 If a request, response, or objection is not signed, it shall be stricken unless it is signed promptly after the omission is called to the attention of the party making the request, response or objection and a party shall not be obligated to take any action with respect to it until it is signed.

              (3) If without substantial justification a certification is made in violation of this rule, the court, upon motion or upon its own initiative, shall impose upon the person who made the certification, the party on whose behalf the disclosure, request, response, or objection was made, or both, an appropriate sanction, which may include an order to pay the amount of the reasonable expenses incurred because of the violation, including a reasonable attorney’s fee.

      [Added; effective January 1, 1988; Amended effective January 1, 2005.]

       (h) Demand for Prior Discovery.  Whenever a party makes a written demand for discovery which took place prior to the time the party became a party to the action, each party who has previously made discovery disclosures, responded to a request for admission or production or answered interrogatories shall make available to the demanding party the document(s) in which the discovery disclosures and responses in question are contained for inspection and copying or furnish to the demanding party a list identifying each such document by title and upon further demand shall furnish to the demanding party, at the expense of the demanding party, a copy of any listed discovery disclosure or response specified in the demand or, in the case of document disclosure or request for production, shall make available for inspection by the demanding party all documents and things previously produced. Further, each party who has taken a deposition shall make a copy of the transcript thereof available to the demanding party at the latter’s expense.

      [Added; effective February 11, 1986; Amended effective January 1, 2005.]

About the Author

Jay Young is a Las Vegas, Nevada attorney.
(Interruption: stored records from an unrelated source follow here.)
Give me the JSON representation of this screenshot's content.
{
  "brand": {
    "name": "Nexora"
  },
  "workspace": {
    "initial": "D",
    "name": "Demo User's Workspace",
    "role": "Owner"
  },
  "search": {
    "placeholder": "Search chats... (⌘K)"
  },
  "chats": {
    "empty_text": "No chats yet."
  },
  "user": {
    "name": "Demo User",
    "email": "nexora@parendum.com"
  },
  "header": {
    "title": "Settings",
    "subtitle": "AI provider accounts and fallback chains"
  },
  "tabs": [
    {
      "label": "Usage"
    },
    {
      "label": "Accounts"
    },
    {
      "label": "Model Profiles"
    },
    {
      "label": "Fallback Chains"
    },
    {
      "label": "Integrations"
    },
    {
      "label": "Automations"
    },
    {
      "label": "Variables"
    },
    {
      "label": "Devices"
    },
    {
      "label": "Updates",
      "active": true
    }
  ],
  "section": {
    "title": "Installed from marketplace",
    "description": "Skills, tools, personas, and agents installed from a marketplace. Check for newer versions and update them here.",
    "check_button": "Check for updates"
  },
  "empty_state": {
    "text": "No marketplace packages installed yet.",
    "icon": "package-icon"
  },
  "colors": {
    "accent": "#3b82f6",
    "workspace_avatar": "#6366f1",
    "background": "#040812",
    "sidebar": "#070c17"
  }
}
His practice focuses on business law, business litigation, and acting as an Arbitrator and Mediator.

Mr. Young can be reached at 702.667.4868 or at jay@h2law.com.